| Problem requirements |
Each line of the data below should be repeated exactly.

** Opening The data block **

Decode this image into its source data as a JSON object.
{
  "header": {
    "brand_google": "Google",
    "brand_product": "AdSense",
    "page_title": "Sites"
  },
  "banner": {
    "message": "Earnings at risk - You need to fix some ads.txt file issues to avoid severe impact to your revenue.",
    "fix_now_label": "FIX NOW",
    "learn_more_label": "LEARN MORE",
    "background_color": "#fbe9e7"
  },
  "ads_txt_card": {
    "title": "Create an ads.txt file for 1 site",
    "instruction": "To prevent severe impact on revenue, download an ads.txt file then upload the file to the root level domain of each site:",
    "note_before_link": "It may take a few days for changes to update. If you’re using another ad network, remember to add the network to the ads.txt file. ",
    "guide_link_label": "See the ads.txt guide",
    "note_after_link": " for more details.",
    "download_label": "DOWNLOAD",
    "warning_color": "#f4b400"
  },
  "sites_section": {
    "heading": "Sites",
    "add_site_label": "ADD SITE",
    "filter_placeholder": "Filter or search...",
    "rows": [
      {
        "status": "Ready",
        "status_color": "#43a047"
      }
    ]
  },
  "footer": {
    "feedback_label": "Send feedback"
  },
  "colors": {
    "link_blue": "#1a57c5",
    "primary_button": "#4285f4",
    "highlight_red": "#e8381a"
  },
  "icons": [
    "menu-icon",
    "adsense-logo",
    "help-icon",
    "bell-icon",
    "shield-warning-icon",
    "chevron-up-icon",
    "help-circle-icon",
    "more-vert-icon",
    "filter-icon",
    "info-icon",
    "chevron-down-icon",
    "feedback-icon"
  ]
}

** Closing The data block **

| Your solution |
Decode this image into its source data as a JSON object.
{
  "header": {
    "brand_google": "Google",
    "brand_product": "AdSense",
    "page_title": "Sites"
  },
  "banner": {
    "message": "Earnings at risk - You need to fix some ads.txt file issues to avoid severe impact to your revenue.",
    "fix_now_label": "FIX NOW",
    "learn_more_label": "LEARN MORE",
    "background_color": "#fbe9e7"
  },
  "ads_txt_card": {
    "title": "Create an ads.txt file for 1 site",
    "instruction": "To prevent severe impact on revenue, download an ads.txt file then upload the file to the root level domain of each site:",
    "note_before_link": "It may take a few days for changes to update. If you’re using another ad network, remember to add the network to the ads.txt file. ",
    "guide_link_label": "See the ads.txt guide",
    "note_after_link": " for more details.",
    "download_label": "DOWNLOAD",
    "warning_color": "#f4b400"
  },
  "sites_section": {
    "heading": "Sites",
    "add_site_label": "ADD SITE",
    "filter_placeholder": "Filter or search...",
    "rows": [
      {
        "status": "Ready",
        "status_color": "#43a047"
      }
    ]
  },
  "footer": {
    "feedback_label": "Send feedback"
  },
  "colors": {
    "link_blue": "#1a57c5",
    "primary_button": "#4285f4",
    "highlight_red": "#e8381a"
  },
  "icons": [
    "menu-icon",
    "adsense-logo",
    "help-icon",
    "bell-icon",
    "shield-warning-icon",
    "chevron-up-icon",
    "help-circle-icon",
    "more-vert-icon",
    "filter-icon",
    "info-icon",
    "chevron-down-icon",
    "feedback-icon"
  ]
}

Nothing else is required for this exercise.